(RECORD EXCERPTS begins)
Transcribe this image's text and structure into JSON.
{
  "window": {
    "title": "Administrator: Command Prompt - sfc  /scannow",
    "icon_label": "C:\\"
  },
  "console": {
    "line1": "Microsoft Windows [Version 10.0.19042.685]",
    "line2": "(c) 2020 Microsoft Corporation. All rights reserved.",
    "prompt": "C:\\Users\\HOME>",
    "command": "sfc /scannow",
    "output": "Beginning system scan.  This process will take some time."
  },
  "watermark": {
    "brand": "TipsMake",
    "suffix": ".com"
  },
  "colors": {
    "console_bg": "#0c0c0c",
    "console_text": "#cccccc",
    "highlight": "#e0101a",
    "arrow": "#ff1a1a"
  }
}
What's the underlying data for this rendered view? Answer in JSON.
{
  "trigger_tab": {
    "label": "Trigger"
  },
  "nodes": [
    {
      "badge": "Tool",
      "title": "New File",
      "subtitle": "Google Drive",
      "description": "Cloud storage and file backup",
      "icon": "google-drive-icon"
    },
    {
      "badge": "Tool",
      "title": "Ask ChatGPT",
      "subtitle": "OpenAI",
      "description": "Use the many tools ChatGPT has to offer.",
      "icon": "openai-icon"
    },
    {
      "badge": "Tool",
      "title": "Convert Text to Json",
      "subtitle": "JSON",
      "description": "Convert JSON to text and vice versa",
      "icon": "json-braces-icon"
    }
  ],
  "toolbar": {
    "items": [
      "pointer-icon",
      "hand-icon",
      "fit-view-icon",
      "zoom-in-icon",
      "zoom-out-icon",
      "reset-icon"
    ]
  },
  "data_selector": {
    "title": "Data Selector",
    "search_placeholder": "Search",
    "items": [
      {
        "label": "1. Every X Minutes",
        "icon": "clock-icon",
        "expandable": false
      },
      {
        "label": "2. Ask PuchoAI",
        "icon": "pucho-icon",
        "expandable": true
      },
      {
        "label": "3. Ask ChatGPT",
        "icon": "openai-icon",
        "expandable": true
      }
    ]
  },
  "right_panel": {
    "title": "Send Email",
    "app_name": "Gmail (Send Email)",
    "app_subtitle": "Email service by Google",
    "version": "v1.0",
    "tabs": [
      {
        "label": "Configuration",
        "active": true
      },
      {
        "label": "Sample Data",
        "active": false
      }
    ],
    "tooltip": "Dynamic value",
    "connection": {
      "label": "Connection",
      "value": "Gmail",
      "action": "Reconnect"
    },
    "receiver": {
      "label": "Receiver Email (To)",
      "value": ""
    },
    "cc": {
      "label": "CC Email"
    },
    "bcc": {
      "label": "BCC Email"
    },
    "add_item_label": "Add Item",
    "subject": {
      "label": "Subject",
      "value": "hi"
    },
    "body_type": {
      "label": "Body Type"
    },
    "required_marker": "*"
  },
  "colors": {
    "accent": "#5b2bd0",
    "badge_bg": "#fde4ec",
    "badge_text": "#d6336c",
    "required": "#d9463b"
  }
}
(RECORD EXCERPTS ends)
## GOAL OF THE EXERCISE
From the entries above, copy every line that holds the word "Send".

## ANSWER AREA
    "title": "Send Email",
    "app_name": "Gmail (Send Email)",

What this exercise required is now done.